Welcome to my blog! My name is Douglas Bernanke. I have always wanted to start a business and have had the finances and knowledge to do so. But something has always occurred in my life that has interfered, whether it be my sick mom or a brother who desperately needed help getting back on his feet. But I have kept the entrepreneurial flames burning and have continued to research and prepare for the day when I will finally take the plunge and start my business. If you are like me and want to be highly prepared and informed before jumping into the world of business, this is the blog for you!
Virtual health care and telemedicine were exactly what many people needed and wanted during the pandemic. That desire to go virtual shows no signs of slowing due to the convenience of being able to ask questions of a doctor while remaining at home. While virtual visits can't take the place of all in-person visits, many patients and doctors have found that virtual appointments can cover a lot more ground than they had thought possible.

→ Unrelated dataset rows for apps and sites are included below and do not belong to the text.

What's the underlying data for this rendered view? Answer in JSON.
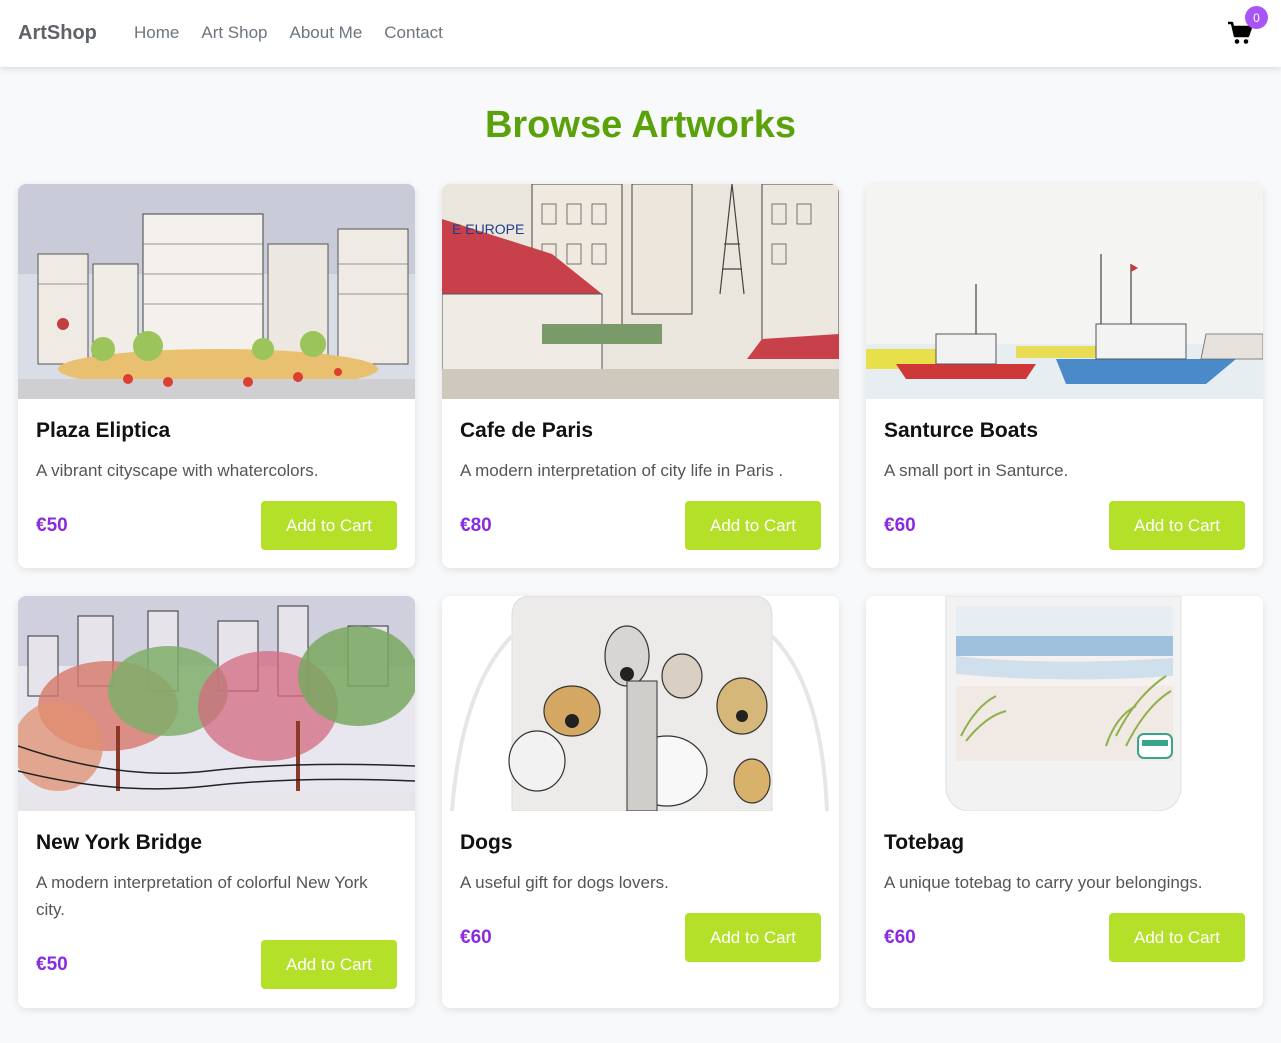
{
  "colors": {
    "accent_green": "#5aa10a",
    "button_green": "#b5e02a",
    "price_purple": "#8a2be2",
    "badge_purple": "#a855f7"
  },
  "navbar": {
    "brand": "ArtShop",
    "links": [
      "Home",
      "Art Shop",
      "About Me",
      "Contact"
    ],
    "cart_icon": "shopping-cart-icon",
    "cart_count": "0"
  },
  "page": {
    "title": "Browse Artworks"
  },
  "products": [
    {
      "title": "Plaza Eliptica",
      "description": "A vibrant cityscape with whatercolors.",
      "price": "€50",
      "button": "Add to Cart",
      "image": "watercolor-plaza-painting"
    },
    {
      "title": "Cafe de Paris",
      "description": "A modern interpretation of city life in Paris .",
      "price": "€80",
      "button": "Add to Cart",
      "image": "watercolor-paris-street-painting"
    },
    {
      "title": "Santurce Boats",
      "description": "A small port in Santurce.",
      "price": "€60",
      "button": "Add to Cart",
      "image": "watercolor-boats-painting"
    },
    {
      "title": "New York Bridge",
      "description": "A modern interpretation of colorful New York city.",
      "price": "€50",
      "button": "Add to Cart",
      "image": "watercolor-new-york-bridge-painting"
    },
    {
      "title": "Dogs",
      "description": "A useful gift for dogs lovers.",
      "price": "€60",
      "button": "Add to Cart",
      "image": "dogs-apron-product"
    },
    {
      "title": "Totebag",
      "description": "A unique totebag to carry your belongings.",
      "price": "€60",
      "button": "Add to Cart",
      "image": "beach-totebag-product"
    }
  ]
}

If your practice had to jump into telemedicine quickly and would like to make virtual health care a permanent part of the practice, you need to ensure the software you use is up to the challenge. If you haven't already upgraded, take a look at what's out there. The software you use has to work well, and you have to be aware of what it can and can't do, rather than using the first program that you were able to find.
It Needs to Integrate Well With Other Medical Office Software
If you've had any issues or conflicts between your virtual health software and your electronic records software, for example, that's a sign you need to change one of them. Both, along with any other software you use for patient needs, have to work well together. It could be that you need to change one or both; you may also need to be aware of different settings and how they affect how the software functions. You can't continue to deal with missing information or points in the information-transfer chain where humans have to take over and manually input more than, say, notes and new test result information. Obviously, doctors and nurses will have to enter new information manually. But, for example, if the system has an appointment registered in it, and the doctor puts in a lab test order from that appointment, the patient should be able to get the lab test results by logging into that one system, rather than having to track down the results in two or three different systems.
It Should Cover the Appointment From Scheduling to Communication of Diagnosis—at Least
And having that one system for the patient to deal with is important. No one—not the doctor, the patient, the front office staff, no one—wants to log into one system to check one thing and then have to log into another system to check another thing. All functions, from patients making appointments to notes being accessible to test results, should fit into the same system. Note that a lot of virtual health software comes with electronic records options, too, if you were thinking of changing your records system, too.Share